■ Data in this exercise:
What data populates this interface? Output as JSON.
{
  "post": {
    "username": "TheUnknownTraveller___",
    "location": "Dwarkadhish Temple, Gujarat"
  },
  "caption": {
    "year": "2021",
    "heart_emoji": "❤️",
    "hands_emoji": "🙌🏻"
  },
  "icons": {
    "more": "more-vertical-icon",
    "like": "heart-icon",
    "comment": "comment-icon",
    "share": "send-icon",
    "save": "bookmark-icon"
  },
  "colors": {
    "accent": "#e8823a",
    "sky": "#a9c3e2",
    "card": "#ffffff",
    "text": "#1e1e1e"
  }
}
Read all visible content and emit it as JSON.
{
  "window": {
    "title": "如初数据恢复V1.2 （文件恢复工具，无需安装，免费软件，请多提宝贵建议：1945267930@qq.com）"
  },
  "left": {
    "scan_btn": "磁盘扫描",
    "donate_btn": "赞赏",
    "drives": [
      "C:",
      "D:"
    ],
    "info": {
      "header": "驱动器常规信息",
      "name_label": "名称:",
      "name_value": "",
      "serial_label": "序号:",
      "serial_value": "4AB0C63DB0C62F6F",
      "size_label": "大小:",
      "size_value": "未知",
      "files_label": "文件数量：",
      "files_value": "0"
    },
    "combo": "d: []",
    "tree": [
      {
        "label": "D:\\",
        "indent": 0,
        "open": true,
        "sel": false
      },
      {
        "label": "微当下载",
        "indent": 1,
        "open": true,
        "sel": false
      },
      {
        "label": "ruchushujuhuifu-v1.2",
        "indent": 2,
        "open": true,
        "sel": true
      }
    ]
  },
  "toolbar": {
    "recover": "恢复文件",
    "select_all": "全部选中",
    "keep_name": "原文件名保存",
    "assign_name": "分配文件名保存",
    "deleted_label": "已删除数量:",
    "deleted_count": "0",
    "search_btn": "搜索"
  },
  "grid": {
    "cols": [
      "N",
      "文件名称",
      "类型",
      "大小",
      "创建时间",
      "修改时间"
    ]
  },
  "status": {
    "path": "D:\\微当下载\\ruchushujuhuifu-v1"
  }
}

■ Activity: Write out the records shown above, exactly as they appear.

■ Your solution:
What data populates this interface? Output as JSON.
{
  "post": {
    "username": "TheUnknownTraveller___",
    "location": "Dwarkadhish Temple, Gujarat"
  },
  "caption": {
    "year": "2021",
    "heart_emoji": "❤️",
    "hands_emoji": "🙌🏻"
  },
  "icons": {
    "more": "more-vertical-icon",
    "like": "heart-icon",
    "comment": "comment-icon",
    "share": "send-icon",
    "save": "bookmark-icon"
  },
  "colors": {
    "accent": "#e8823a",
    "sky": "#a9c3e2",
    "card": "#ffffff",
    "text": "#1e1e1e"
  }
}
Read all visible content and emit it as JSON.
{
  "window": {
    "title": "如初数据恢复V1.2 （文件恢复工具，无需安装，免费软件，请多提宝贵建议：1945267930@qq.com）"
  },
  "left": {
    "scan_btn": "磁盘扫描",
    "donate_btn": "赞赏",
    "drives": [
      "C:",
      "D:"
    ],
    "info": {
      "header": "驱动器常规信息",
      "name_label": "名称:",
      "name_value": "",
      "serial_label": "序号:",
      "serial_value": "4AB0C63DB0C62F6F",
      "size_label": "大小:",
      "size_value": "未知",
      "files_label": "文件数量：",
      "files_value": "0"
    },
    "combo": "d: []",
    "tree": [
      {
        "label": "D:\\",
        "indent": 0,
        "open": true,
        "sel": false
      },
      {
        "label": "微当下载",
        "indent": 1,
        "open": true,
        "sel": false
      },
      {
        "label": "ruchushujuhuifu-v1.2",
        "indent": 2,
        "open": true,
        "sel": true
      }
    ]
  },
  "toolbar": {
    "recover": "恢复文件",
    "select_all": "全部选中",
    "keep_name": "原文件名保存",
    "assign_name": "分配文件名保存",
    "deleted_label": "已删除数量:",
    "deleted_count": "0",
    "search_btn": "搜索"
  },
  "grid": {
    "cols": [
      "N",
      "文件名称",
      "类型",
      "大小",
      "创建时间",
      "修改时间"
    ]
  },
  "status": {
    "path": "D:\\微当下载\\ruchushujuhuifu-v1"
  }
}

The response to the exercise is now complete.